# Drawing Blanks

Premature Optimization is a Prerequisite for Success

I’m still up at 1am because someone on the Internet is wrong. Someone has posted on Reddit a short sci-fi essay about black holes, and many people have taken it for an accurate description: http://www.reddit.com/r/askscience/comments/f1lgu/what_would_happen_if_the_event_horizons_of_two/c1cuiyw?context=2

I am not going to address every statement in that post. Anyone who has seen space-time diagrams and causal diagrams of black holes will be able to see the most striking inaccuracies. I’ll just say a few words about horizons and singularities which may help to clear some things out.

First of all, nothing special happens as you cross the event horizon. There is no discontinuity in your observations. Moreover, it is fundamentally impossible for you to determine the event when/where you cross it.

So is it true that you’re doomed once you’ve crossed the horizon? Yes. But if you stay away from black holes you are still doomed. All world lines end sooner or later (or maybe infinitely later) at the End of the Universe. The question is, how many ticks of your clock it will take. Take the photons for example. Poor things are already dead the same instance they are born, by their clock.

The black hole singularity is another kind of the End of the Universe. It can be reached sooner rather than later not just by the photons, but also by subluminal travelers. For a nearby observer, the singularity is not a point in space. It is a moment in time. So when is it? It is precisely at the End of the Universe.

So what is the event horizon? It is a surface in space-time that separates the events that are doomed to reach the singularity from all other events. What shape is the horizon? It is not useful to think of it as a surface in space. It is shaped exactly as a light cone: a null (light-like) surface in Minkowski space. So are you really “surrounded by the singularity” once you fall through the horizon? Only in the same sense as you now are “surrounded by tomorrow”. And of course the singularity will not prevent you from seeing the light from the stars. The fact that you are doomed to enter the tomorrow’s day doesn’t prevent you from meeting other doomed people today.
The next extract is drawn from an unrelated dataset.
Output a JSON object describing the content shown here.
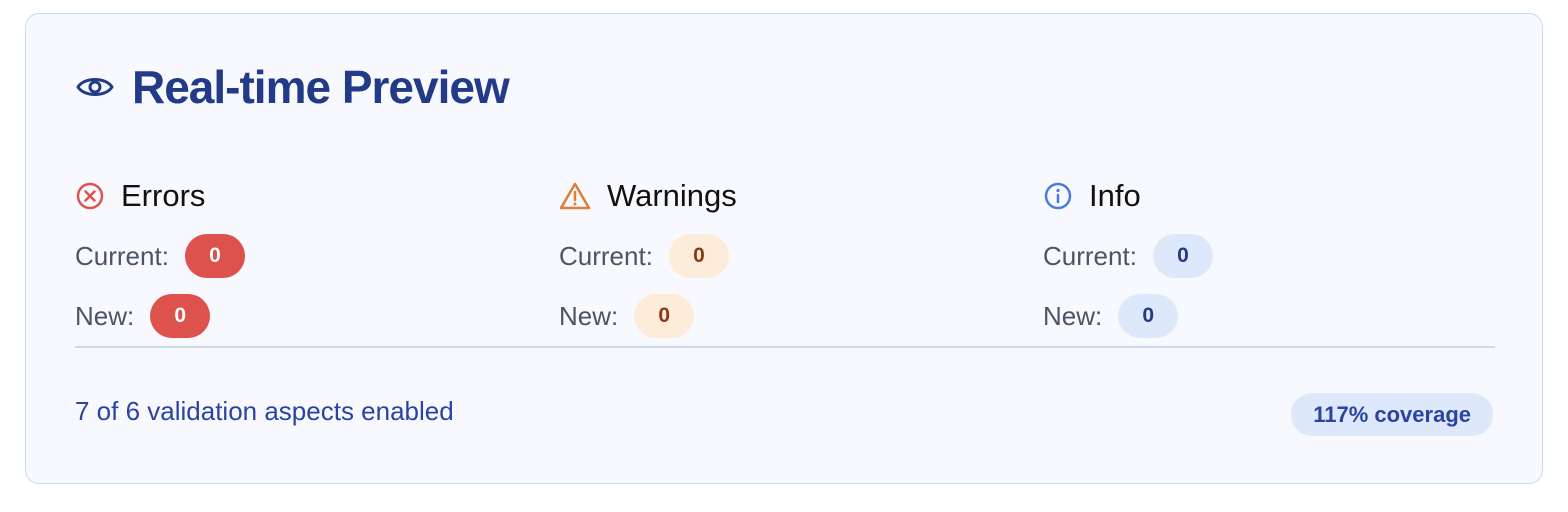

Is there at least anything Lovecraftian about the black hole? Well, on the causal diagram the singularity looks as if someone bit off the time-like infinity to bring the End of the Universe closer to us. But that doesn’t look like Cthulhu’s bite. Looks more like Stephen King’s Langoliers to me.

That’s about it with regards to the causal issues. If you are not familiar with causal diagrams, please do yourself a favor: http://www.pitt.edu/~jdnorton/teaching/HPS_0410/chapters/black_holes_picture/index.html

A few words on the gravitational issues. What about the light orbit, isn’t that a distinctive feature of the horizon? No, the light cannot orbit the blackhole at the horizon. It can orbit the blackhole at 1.5 Schwarzschild radii. Below that distance there are no closed orbits. What about the “infinite tidal forces that tear apart the fabric of space itself”? Isn’t that a distinctive feature of the horizon? No. Supermassive blackholes may have very small tidal forces at the horizon.

If you want an accurate picture of what happens as you fall through the horizon, read this: http://casa.colorado.edu/~ajsh/singularity.html